• _Problem details_:
Repeat the entries below exactly and in full.

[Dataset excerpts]

○ ○ ○

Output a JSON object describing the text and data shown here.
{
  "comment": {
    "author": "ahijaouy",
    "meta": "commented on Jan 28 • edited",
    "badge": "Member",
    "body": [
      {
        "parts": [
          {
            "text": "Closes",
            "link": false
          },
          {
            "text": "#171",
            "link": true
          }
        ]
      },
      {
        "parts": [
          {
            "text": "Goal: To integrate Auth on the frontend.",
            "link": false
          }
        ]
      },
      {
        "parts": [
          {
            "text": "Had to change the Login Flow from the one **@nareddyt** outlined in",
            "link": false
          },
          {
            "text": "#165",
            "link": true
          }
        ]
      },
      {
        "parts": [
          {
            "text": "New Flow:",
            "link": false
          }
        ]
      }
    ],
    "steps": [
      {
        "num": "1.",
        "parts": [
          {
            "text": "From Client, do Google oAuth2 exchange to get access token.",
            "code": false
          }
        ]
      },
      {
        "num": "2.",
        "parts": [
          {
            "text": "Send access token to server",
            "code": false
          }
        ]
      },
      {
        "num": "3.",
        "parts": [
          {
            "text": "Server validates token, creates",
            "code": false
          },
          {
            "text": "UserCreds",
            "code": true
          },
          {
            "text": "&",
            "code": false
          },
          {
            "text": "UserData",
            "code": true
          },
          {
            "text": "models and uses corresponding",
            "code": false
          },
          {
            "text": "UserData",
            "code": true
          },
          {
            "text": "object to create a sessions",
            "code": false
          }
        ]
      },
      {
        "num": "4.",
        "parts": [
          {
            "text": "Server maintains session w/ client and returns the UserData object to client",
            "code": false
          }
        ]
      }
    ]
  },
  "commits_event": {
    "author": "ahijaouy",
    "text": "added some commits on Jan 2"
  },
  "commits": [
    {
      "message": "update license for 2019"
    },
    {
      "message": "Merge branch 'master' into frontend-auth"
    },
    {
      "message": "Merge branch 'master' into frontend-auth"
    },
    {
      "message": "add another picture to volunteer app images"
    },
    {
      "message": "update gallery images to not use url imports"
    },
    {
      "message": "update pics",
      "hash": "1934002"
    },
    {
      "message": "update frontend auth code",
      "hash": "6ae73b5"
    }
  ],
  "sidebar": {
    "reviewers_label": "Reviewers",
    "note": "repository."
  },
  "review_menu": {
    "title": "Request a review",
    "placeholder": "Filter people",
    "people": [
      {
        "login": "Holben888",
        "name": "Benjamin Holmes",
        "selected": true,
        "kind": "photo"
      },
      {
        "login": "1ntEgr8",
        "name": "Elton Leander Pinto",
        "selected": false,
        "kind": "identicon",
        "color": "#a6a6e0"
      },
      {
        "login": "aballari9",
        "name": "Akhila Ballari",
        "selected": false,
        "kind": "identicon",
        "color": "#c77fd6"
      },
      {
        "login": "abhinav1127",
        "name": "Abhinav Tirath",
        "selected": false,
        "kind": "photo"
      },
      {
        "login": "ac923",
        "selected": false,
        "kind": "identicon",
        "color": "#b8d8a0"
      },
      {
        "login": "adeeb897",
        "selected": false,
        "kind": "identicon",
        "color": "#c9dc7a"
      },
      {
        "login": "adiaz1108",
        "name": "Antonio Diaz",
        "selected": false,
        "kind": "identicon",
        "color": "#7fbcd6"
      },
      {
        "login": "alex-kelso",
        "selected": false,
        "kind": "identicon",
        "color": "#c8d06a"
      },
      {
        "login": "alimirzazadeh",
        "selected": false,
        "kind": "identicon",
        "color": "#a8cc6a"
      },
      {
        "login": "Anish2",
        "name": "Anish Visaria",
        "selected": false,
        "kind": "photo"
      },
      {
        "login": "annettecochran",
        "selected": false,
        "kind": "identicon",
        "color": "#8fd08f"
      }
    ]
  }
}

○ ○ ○

• _Reply to the exercise_:
Output a JSON object describing the text and data shown here.
{
  "comment": {
    "author": "ahijaouy",
    "meta": "commented on Jan 28 • edited",
    "badge": "Member",
    "body": [
      {
        "parts": [
          {
            "text": "Closes",
            "link": false
          },
          {
            "text": "#171",
            "link": true
          }
        ]
      },
      {
        "parts": [
          {
            "text": "Goal: To integrate Auth on the frontend.",
            "link": false
          }
        ]
      },
      {
        "parts": [
          {
            "text": "Had to change the Login Flow from the one **@nareddyt** outlined in",
            "link": false
          },
          {
            "text": "#165",
            "link": true
          }
        ]
      },
      {
        "parts": [
          {
            "text": "New Flow:",
            "link": false
          }
        ]
      }
    ],
    "steps": [
      {
        "num": "1.",
        "parts": [
          {
            "text": "From Client, do Google oAuth2 exchange to get access token.",
            "code": false
          }
        ]
      },
      {
        "num": "2.",
        "parts": [
          {
            "text": "Send access token to server",
            "code": false
          }
        ]
      },
      {
        "num": "3.",
        "parts": [
          {
            "text": "Server validates token, creates",
            "code": false
          },
          {
            "text": "UserCreds",
            "code": true
          },
          {
            "text": "&",
            "code": false
          },
          {
            "text": "UserData",
            "code": true
          },
          {
            "text": "models and uses corresponding",
            "code": false
          },
          {
            "text": "UserData",
            "code": true
          },
          {
            "text": "object to create a sessions",
            "code": false
          }
        ]
      },
      {
        "num": "4.",
        "parts": [
          {
            "text": "Server maintains session w/ client and returns the UserData object to client",
            "code": false
          }
        ]
      }
    ]
  },
  "commits_event": {
    "author": "ahijaouy",
    "text": "added some commits on Jan 2"
  },
  "commits": [
    {
      "message": "update license for 2019"
    },
    {
      "message": "Merge branch 'master' into frontend-auth"
    },
    {
      "message": "Merge branch 'master' into frontend-auth"
    },
    {
      "message": "add another picture to volunteer app images"
    },
    {
      "message": "update gallery images to not use url imports"
    },
    {
      "message": "update pics",
      "hash": "1934002"
    },
    {
      "message": "update frontend auth code",
      "hash": "6ae73b5"
    }
  ],
  "sidebar": {
    "reviewers_label": "Reviewers",
    "note": "repository."
  },
  "review_menu": {
    "title": "Request a review",
    "placeholder": "Filter people",
    "people": [
      {
        "login": "Holben888",
        "name": "Benjamin Holmes",
        "selected": true,
        "kind": "photo"
      },
      {
        "login": "1ntEgr8",
        "name": "Elton Leander Pinto",
        "selected": false,
        "kind": "identicon",
        "color": "#a6a6e0"
      },
      {
        "login": "aballari9",
        "name": "Akhila Ballari",
        "selected": false,
        "kind": "identicon",
        "color": "#c77fd6"
      },
      {
        "login": "abhinav1127",
        "name": "Abhinav Tirath",
        "selected": false,
        "kind": "photo"
      },
      {
        "login": "ac923",
        "selected": false,
        "kind": "identicon",
        "color": "#b8d8a0"
      },
      {
        "login": "adeeb897",
        "selected": false,
        "kind": "identicon",
        "color": "#c9dc7a"
      },
      {
        "login": "adiaz1108",
        "name": "Antonio Diaz",
        "selected": false,
        "kind": "identicon",
        "color": "#7fbcd6"
      },
      {
        "login": "alex-kelso",
        "selected": false,
        "kind": "identicon",
        "color": "#c8d06a"
      },
      {
        "login": "alimirzazadeh",
        "selected": false,
        "kind": "identicon",
        "color": "#a8cc6a"
      },
      {
        "login": "Anish2",
        "name": "Anish Visaria",
        "selected": false,
        "kind": "photo"
      },
      {
        "login": "annettecochran",
        "selected": false,
        "kind": "identicon",
        "color": "#8fd08f"
      }
    ]
  }
}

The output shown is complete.